▶ _WHAT IS EXPECTED_
All of the records that follow need to be copied word for word, without the pictures.

▶ _DATA IN THIS EXERCISE_
···
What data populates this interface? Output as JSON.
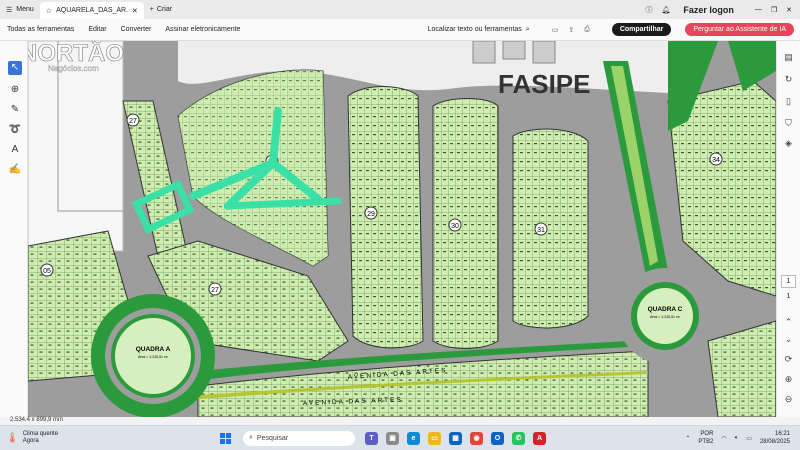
{
  "titlebar": {
    "menu_label": "Menu",
    "tab_title": "AQUARELA_DAS_AR...",
    "new_tab_label": "Criar",
    "login_label": "Fazer logon"
  },
  "toolbar": {
    "all_tools": "Todas as ferramentas",
    "edit": "Editar",
    "convert": "Converter",
    "sign": "Assinar eletronicamente",
    "search_label": "Localizar texto ou ferramentas",
    "share_label": "Compartilhar",
    "ai_label": "Perguntar ao Assistente de IA"
  },
  "watermark": {
    "brand": "NORTÃO",
    "sub": "Negócios.com"
  },
  "map": {
    "title": "FASIPE",
    "quadra_a": "QUADRA A",
    "quadra_a_sub": "Área = 1.226,51 m²",
    "quadra_c": "QUADRA C",
    "quadra_c_sub": "Área = 1.226,51 m²",
    "avenue_1": "AVENIDA DAS ARTES",
    "avenue_2": "AVENIDA DAS ARTES",
    "blocks": [
      "27",
      "28",
      "29",
      "30",
      "31",
      "34",
      "05",
      "27"
    ]
  },
  "right_panel": {
    "page_current": "1",
    "page_total": "1"
  },
  "status": {
    "dimensions": "2.534,4 x 899,9 mm"
  },
  "taskbar": {
    "weather_title": "Clima quente",
    "weather_sub": "Agora",
    "search_placeholder": "Pesquisar",
    "lang_1": "POR",
    "lang_2": "PTB2",
    "time": "16:21",
    "date": "28/08/2025"
  },
  "colors": {
    "lot_green": "#cdeeb0",
    "park_green": "#2a9a3c",
    "road_gray": "#9d9d9d",
    "accent_blue": "#3a73d6",
    "ai_red": "#e8455a"
  }
}
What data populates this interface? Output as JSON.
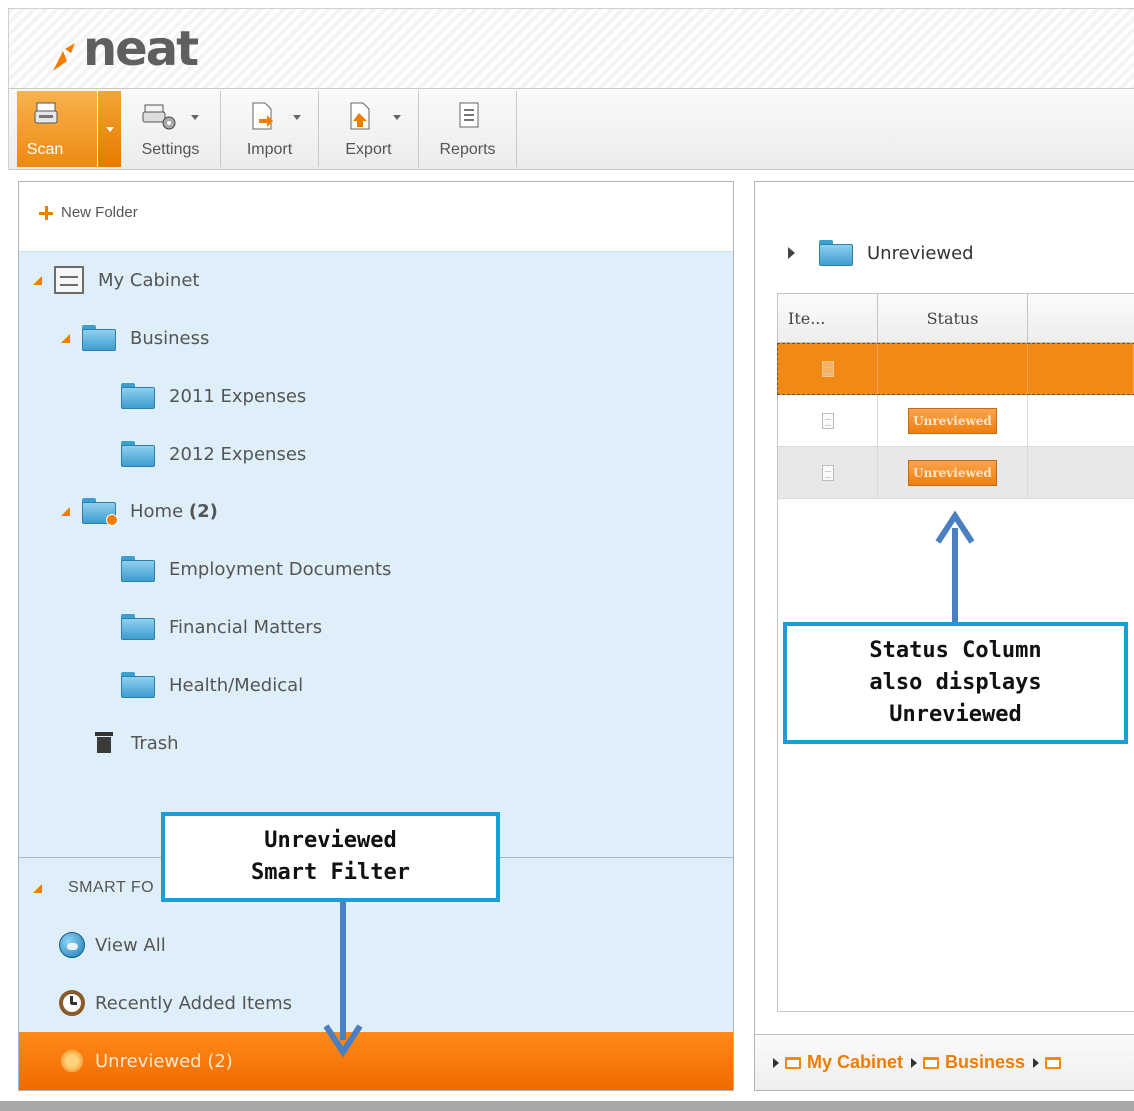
{
  "app": {
    "logo_text": "neat"
  },
  "toolbar": {
    "scan_label": "Scan",
    "settings_label": "Settings",
    "import_label": "Import",
    "export_label": "Export",
    "reports_label": "Reports"
  },
  "sidebar": {
    "new_folder_label": "New Folder",
    "tree": {
      "my_cabinet": "My Cabinet",
      "business": "Business",
      "expenses_2011": "2011 Expenses",
      "expenses_2012": "2012 Expenses",
      "home": "Home",
      "home_count": "(2)",
      "employment_documents": "Employment Documents",
      "financial_matters": "Financial Matters",
      "health_medical": "Health/Medical",
      "trash": "Trash"
    },
    "smart_folders_label": "SMART FO",
    "smart_items": {
      "view_all": "View All",
      "recently_added": "Recently Added Items",
      "unreviewed": "Unreviewed (2)"
    }
  },
  "main": {
    "folder_title": "Unreviewed",
    "columns": {
      "item": "Ite...",
      "status": "Status"
    },
    "rows": [
      {
        "status": ""
      },
      {
        "status": "Unreviewed"
      },
      {
        "status": "Unreviewed"
      }
    ],
    "breadcrumb": [
      "My Cabinet",
      "Business"
    ]
  },
  "callouts": {
    "status_column_line1": "Status Column",
    "status_column_line2": "also displays",
    "status_column_line3": "Unreviewed",
    "smart_filter_line1": "Unreviewed",
    "smart_filter_line2": "Smart Filter"
  },
  "colors": {
    "accent_orange": "#f07c00",
    "callout_blue": "#1a9ed8",
    "arrow_blue": "#4a7fc1",
    "panel_bg": "#dfeffa"
  }
}
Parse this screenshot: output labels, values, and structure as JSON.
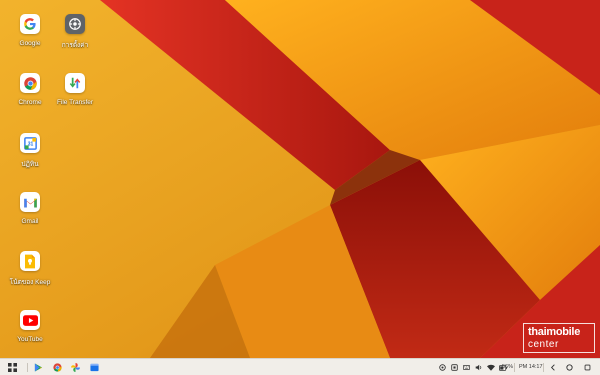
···
▶ _WRITTEN RESPONSE_
What data populates this interface? Output as JSON.
{
  "titlebar": {
    "menu_label": "Menu",
    "tab_title": "AQUARELA_DAS_AR...",
    "new_tab_label": "Criar",
    "login_label": "Fazer logon"
  },
  "toolbar": {
    "all_tools": "Todas as ferramentas",
    "edit": "Editar",
    "convert": "Converter",
    "sign": "Assinar eletronicamente",
    "search_label": "Localizar texto ou ferramentas",
    "share_label": "Compartilhar",
    "ai_label": "Perguntar ao Assistente de IA"
  },
  "watermark": {
    "brand": "NORTÃO",
    "sub": "Negócios.com"
  },
  "map": {
    "title": "FASIPE",
    "quadra_a": "QUADRA A",
    "quadra_a_sub": "Área = 1.226,51 m²",
    "quadra_c": "QUADRA C",
    "quadra_c_sub": "Área = 1.226,51 m²",
    "avenue_1": "AVENIDA DAS ARTES",
    "avenue_2": "AVENIDA DAS ARTES",
    "blocks": [
      "27",
      "28",
      "29",
      "30",
      "31",
      "34",
      "05",
      "27"
    ]
  },
  "right_panel": {
    "page_current": "1",
    "page_total": "1"
  },
  "status": {
    "dimensions": "2.534,4 x 899,9 mm"
  },
  "taskbar": {
    "weather_title": "Clima quente",
    "weather_sub": "Agora",
    "search_placeholder": "Pesquisar",
    "lang_1": "POR",
    "lang_2": "PTB2",
    "time": "16:21",
    "date": "28/08/2025"
  },
  "colors": {
    "lot_green": "#cdeeb0",
    "park_green": "#2a9a3c",
    "road_gray": "#9d9d9d",
    "accent_blue": "#3a73d6",
    "ai_red": "#e8455a"
  }
}
What data populates this interface? Output as JSON.
{
  "app": {
    "logo_text": "neat"
  },
  "toolbar": {
    "scan_label": "Scan",
    "settings_label": "Settings",
    "import_label": "Import",
    "export_label": "Export",
    "reports_label": "Reports"
  },
  "sidebar": {
    "new_folder_label": "New Folder",
    "tree": {
      "my_cabinet": "My Cabinet",
      "business": "Business",
      "expenses_2011": "2011 Expenses",
      "expenses_2012": "2012 Expenses",
      "home": "Home",
      "home_count": "(2)",
      "employment_documents": "Employment Documents",
      "financial_matters": "Financial Matters",
      "health_medical": "Health/Medical",
      "trash": "Trash"
    },
    "smart_folders_label": "SMART FO",
    "smart_items": {
      "view_all": "View All",
      "recently_added": "Recently Added Items",
      "unreviewed": "Unreviewed (2)"
    }
  },
  "main": {
    "folder_title": "Unreviewed",
    "columns": {
      "item": "Ite...",
      "status": "Status"
    },
    "rows": [
      {
        "status": ""
      },
      {
        "status": "Unreviewed"
      },
      {
        "status": "Unreviewed"
      }
    ],
    "breadcrumb": [
      "My Cabinet",
      "Business"
    ]
  },
  "callouts": {
    "status_column_line1": "Status Column",
    "status_column_line2": "also displays",
    "status_column_line3": "Unreviewed",
    "smart_filter_line1": "Unreviewed",
    "smart_filter_line2": "Smart Filter"
  },
  "colors": {
    "accent_orange": "#f07c00",
    "callout_blue": "#1a9ed8",
    "arrow_blue": "#4a7fc1",
    "panel_bg": "#dfeffa"
  }
}
Parse this screenshot: output labels, values, and structure as JSON.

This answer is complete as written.